After a very long wait, on 7 November 2017, Thailand finally effectively acceded to the
Madrid Protocol (MP). The Trademark Act, B.E. 2534 (1991), as amended by the Trademark Act (No.2) B.E. 2543 (2000) and the Trademark Act (No. 3) B.E. 2559 (2016), was amended in 2016 to include the much anticipated acceding to the MP. The concept of filing and registration through MP is pretty much the same as any other MP member country.
From a practical standpoint, Thailand has been selected by other MP member countries as a
country in which a particular trademark is to be protected, but on the reverse side, Thailand itself has not submitted many applications under MP. The Department of Intellectual Property of Thailand (“DIP”) is indeed doing a lot to bring awareness of the MP to the Thai general public through seminars and public awareness programs. It is anticipated that the number of MP filings will increase over the course of this year.
In the ASEAN context, since Thailand is now a member of the MP, a Thai applicant can seek protection for their trademark in all ASEAN countries, except Malaysia and Myanmar, which have yet to become MP members.
Protection can be extended to these two countries once MP is effective in said countries.

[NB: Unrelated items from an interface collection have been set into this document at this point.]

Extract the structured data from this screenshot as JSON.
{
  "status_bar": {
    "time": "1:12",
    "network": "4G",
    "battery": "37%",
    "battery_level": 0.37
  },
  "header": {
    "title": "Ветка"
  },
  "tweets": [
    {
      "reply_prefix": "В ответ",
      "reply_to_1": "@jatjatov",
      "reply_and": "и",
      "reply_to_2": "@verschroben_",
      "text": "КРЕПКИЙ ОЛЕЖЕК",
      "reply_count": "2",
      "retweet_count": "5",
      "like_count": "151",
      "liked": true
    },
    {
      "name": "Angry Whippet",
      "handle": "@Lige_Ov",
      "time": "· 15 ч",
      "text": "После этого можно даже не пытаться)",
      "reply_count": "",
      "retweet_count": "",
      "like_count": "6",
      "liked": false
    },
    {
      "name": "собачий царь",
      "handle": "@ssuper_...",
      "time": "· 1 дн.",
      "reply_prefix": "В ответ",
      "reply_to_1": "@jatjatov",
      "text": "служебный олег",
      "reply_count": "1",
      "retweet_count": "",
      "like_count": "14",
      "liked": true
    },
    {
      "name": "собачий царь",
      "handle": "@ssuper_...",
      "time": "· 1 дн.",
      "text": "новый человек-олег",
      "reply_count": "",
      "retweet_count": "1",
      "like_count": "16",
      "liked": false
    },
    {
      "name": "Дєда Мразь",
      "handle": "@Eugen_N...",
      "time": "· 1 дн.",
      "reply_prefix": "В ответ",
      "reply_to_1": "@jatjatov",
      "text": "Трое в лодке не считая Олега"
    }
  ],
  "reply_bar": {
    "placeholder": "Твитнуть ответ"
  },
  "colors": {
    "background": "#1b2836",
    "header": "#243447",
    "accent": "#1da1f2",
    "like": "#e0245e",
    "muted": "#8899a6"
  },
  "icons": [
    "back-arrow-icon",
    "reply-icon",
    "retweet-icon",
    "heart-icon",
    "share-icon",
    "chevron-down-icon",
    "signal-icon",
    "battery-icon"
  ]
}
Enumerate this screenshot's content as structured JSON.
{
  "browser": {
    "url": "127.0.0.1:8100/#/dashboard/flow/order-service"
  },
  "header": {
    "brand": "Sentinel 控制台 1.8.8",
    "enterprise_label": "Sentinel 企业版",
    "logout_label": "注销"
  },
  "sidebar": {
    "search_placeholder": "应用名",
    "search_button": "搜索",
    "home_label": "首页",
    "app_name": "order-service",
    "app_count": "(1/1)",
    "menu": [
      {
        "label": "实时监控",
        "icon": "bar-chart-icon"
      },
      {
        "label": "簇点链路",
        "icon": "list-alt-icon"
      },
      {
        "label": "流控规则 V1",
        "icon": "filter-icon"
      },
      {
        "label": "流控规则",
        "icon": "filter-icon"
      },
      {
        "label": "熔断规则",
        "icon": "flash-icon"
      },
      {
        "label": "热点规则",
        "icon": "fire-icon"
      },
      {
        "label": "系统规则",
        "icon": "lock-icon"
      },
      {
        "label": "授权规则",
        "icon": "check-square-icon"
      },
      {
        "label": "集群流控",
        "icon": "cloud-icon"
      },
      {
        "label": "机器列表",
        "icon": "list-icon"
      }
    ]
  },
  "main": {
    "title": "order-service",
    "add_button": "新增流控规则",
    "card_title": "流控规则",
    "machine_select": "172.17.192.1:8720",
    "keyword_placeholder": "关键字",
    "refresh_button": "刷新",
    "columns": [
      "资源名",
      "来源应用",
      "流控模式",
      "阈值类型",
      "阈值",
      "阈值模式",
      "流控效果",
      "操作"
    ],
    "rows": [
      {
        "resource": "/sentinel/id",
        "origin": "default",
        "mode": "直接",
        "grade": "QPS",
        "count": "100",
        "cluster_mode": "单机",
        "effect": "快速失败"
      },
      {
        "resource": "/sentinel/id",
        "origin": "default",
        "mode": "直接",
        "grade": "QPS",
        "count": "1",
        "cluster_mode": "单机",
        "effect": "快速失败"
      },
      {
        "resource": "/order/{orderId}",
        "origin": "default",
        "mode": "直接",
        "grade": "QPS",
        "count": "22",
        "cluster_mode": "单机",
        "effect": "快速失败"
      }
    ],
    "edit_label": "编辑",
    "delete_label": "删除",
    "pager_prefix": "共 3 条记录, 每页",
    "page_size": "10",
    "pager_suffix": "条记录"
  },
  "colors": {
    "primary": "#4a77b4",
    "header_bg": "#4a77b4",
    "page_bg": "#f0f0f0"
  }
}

Based on research in countries that already have the MP, taking the MP route is a popular choice as applications must be examined and acted (granted/rejected) upon by the trademark offices in the member countries within 18 months of the filing of the international application. This is particularly effective in jurisdictions where national applications take a long time before registration.
With the ASEAN economy growing rapidly, having an effective trademark registration
system via the MP would encourage the growth of brand developments and further encourage the growth of the economy in this region. The success of the growth of businesses in ASEAN can often be a benchmark for the further expansion of business beyond ASEAN countries.
The MP route is also one that may potentially benefit small or medium size companies, who have restrictions on their budgets but have aggressive marketing strategies, as registration of trademarks in multiple jurisdictions may not be a cost effective affair. Therefore, filing one single application, to cover multiple jurisdictions may be potentially work in their favour. This may also be a cost-effective strategy.
Although the use of the MP is in the early stages in Thailand, the hope is that the MP will
encourage the development of small and medium-sized businesses in Thailand, and enhance the growth of their trademark protection within the ASEAN region. Similarly, other ASEAN countries could potentially get additional protection in Thailand now, under the MP.
Eventually, it is hoped that Malaysia and Myanmar will also become members of MP, and, with this, a MP application may potentially cover the whole of ASEAN countries. This would be a great benefit for an applicant. The success of this remains to be seen but on an optimistic note, it is hoped that the MP will be a way in moving forward with trademark registrations in ASEAN.
As a whole, the MP would be a good registration mechanism that would benefit the ASEAN region but how effective the MP system is for this region remains to be seen